James Baldwin & The Toilette of Venus

James Baldwin is having a revival of sorts, in 2020 and continuing in 2021, in the mass media as renewed attention is brought to his writings on civil rights.  The Fire Next Time is again being referenced for its eloquent prose and condemnation of American racism.  

In Jed Jackson’s painting, titled, The Toilette of Venus, the James Baldwin image plays a pivotal role.  The image of Baldwin works in counterpoint with the image of Boucher’s The Toilette of Venus.  The two visual representations—the Baldwin and Boucher images—are the only two within the painting itself.  

Born in New York City, James Baldwin (1924-1987), rose from poverty to become a leading intellectual advocating for civil rights.  His ascent was through books.  In 1953, Go Tell It on the Mountain was published which tells the story of a young man breaking away from his family ideologies determined to make it on his own.  In 1948, Baldwin moved to Paris where he lived for the rest of his life.  

The Fire Next Time, 1963, is regarded as one of the 1960s most influential books on race relations. 

Jackson in a written statement established “pretension” as the main theme of this painting.  The painting improvises on the 18th-century idea of the “salon” where wealthy socialites entertain in their homes a select group of socially prominent people — literary figures, artists, or statesmen.   

The scene of upper class affluence is a party hosted by the man in the center of the painting, a wealthy African American gentleman who appears to be a book collector.  Jackson has said that though the black host has moved into this realm he is ill at ease.

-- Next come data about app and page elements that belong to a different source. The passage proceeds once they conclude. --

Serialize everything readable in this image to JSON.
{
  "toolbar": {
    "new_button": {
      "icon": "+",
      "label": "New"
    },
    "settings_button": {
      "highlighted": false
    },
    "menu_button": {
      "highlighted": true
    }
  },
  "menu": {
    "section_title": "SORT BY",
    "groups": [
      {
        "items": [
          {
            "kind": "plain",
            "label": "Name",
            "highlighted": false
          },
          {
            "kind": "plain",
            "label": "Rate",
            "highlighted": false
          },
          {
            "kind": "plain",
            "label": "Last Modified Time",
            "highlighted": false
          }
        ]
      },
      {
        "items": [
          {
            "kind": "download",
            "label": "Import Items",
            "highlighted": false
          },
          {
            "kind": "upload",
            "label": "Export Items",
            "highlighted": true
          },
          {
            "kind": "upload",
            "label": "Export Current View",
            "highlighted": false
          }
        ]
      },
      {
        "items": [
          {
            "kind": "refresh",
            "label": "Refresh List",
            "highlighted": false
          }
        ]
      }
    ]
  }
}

The man’s expression, according to Jackson, “is a commentary on the scene taking place, a commentary on pretension and artificial, political relationships.”  

The visual sign, or clue, connecting Jackson’s painting to a 18th-century ideology of the salon is the image on the book’s cover, Boucher’s The Toilette of Venus, 1751.  

Boucher’s time is the Rococo period, just before the Enlightenment.  Salon evening get-togethers were popular then, as they are today.  Jackson associated hypocrisy and pretentiousness with salon gatherings.  It was something he experienced first hand while living in New York City.  

But Jackson is not finished.  Remarkably, the artist depicted a black man as host and adds, critically and significantly, the painting’s pivotal sign, an image of James Baldwin.  

The Baldwin image brings to the painting a host of new associations and comparisons.  As we know, Baldwin excoriated against racism in America.  Racism is a social order based on a false perception that is promulgated by affecting greater importance than is warranted.  In a word, racism is pretentious.  

Jackson associates the two orders, racism and salons, as orders of pretension and condemns both.  

JED JACKSON (b.1954) Fayetteville, Arkansas, The Toilette of Venus, 1990-91, Oil on wood, Museum Purchase 1996.05. Cedarhurst Center for the Arts, Mt. Vernon, IL.